> **WORK TO BE COMPLETED**: For this exercise, output every line of the data as it stands.

------ PROVIDED DATA ------

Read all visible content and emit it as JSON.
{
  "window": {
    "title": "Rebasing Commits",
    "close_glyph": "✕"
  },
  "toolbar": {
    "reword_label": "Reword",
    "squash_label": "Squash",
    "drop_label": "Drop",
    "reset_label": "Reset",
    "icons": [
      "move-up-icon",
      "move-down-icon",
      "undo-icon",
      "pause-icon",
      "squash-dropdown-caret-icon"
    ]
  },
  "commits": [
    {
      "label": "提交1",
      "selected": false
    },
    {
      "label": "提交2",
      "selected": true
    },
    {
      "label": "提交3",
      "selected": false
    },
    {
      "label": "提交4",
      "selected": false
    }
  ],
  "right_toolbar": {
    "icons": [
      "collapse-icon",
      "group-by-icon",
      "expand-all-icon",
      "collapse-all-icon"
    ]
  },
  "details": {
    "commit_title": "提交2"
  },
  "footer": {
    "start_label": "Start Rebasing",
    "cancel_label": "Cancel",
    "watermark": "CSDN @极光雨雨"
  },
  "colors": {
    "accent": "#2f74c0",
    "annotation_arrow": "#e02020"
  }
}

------

> **SOLUTION FOR THIS PROBLEM**:
Read all visible content and emit it as JSON.
{
  "window": {
    "title": "Rebasing Commits",
    "close_glyph": "✕"
  },
  "toolbar": {
    "reword_label": "Reword",
    "squash_label": "Squash",
    "drop_label": "Drop",
    "reset_label": "Reset",
    "icons": [
      "move-up-icon",
      "move-down-icon",
      "undo-icon",
      "pause-icon",
      "squash-dropdown-caret-icon"
    ]
  },
  "commits": [
    {
      "label": "提交1",
      "selected": false
    },
    {
      "label": "提交2",
      "selected": true
    },
    {
      "label": "提交3",
      "selected": false
    },
    {
      "label": "提交4",
      "selected": false
    }
  ],
  "right_toolbar": {
    "icons": [
      "collapse-icon",
      "group-by-icon",
      "expand-all-icon",
      "collapse-all-icon"
    ]
  },
  "details": {
    "commit_title": "提交2"
  },
  "footer": {
    "start_label": "Start Rebasing",
    "cancel_label": "Cancel",
    "watermark": "CSDN @极光雨雨"
  },
  "colors": {
    "accent": "#2f74c0",
    "annotation_arrow": "#e02020"
  }
}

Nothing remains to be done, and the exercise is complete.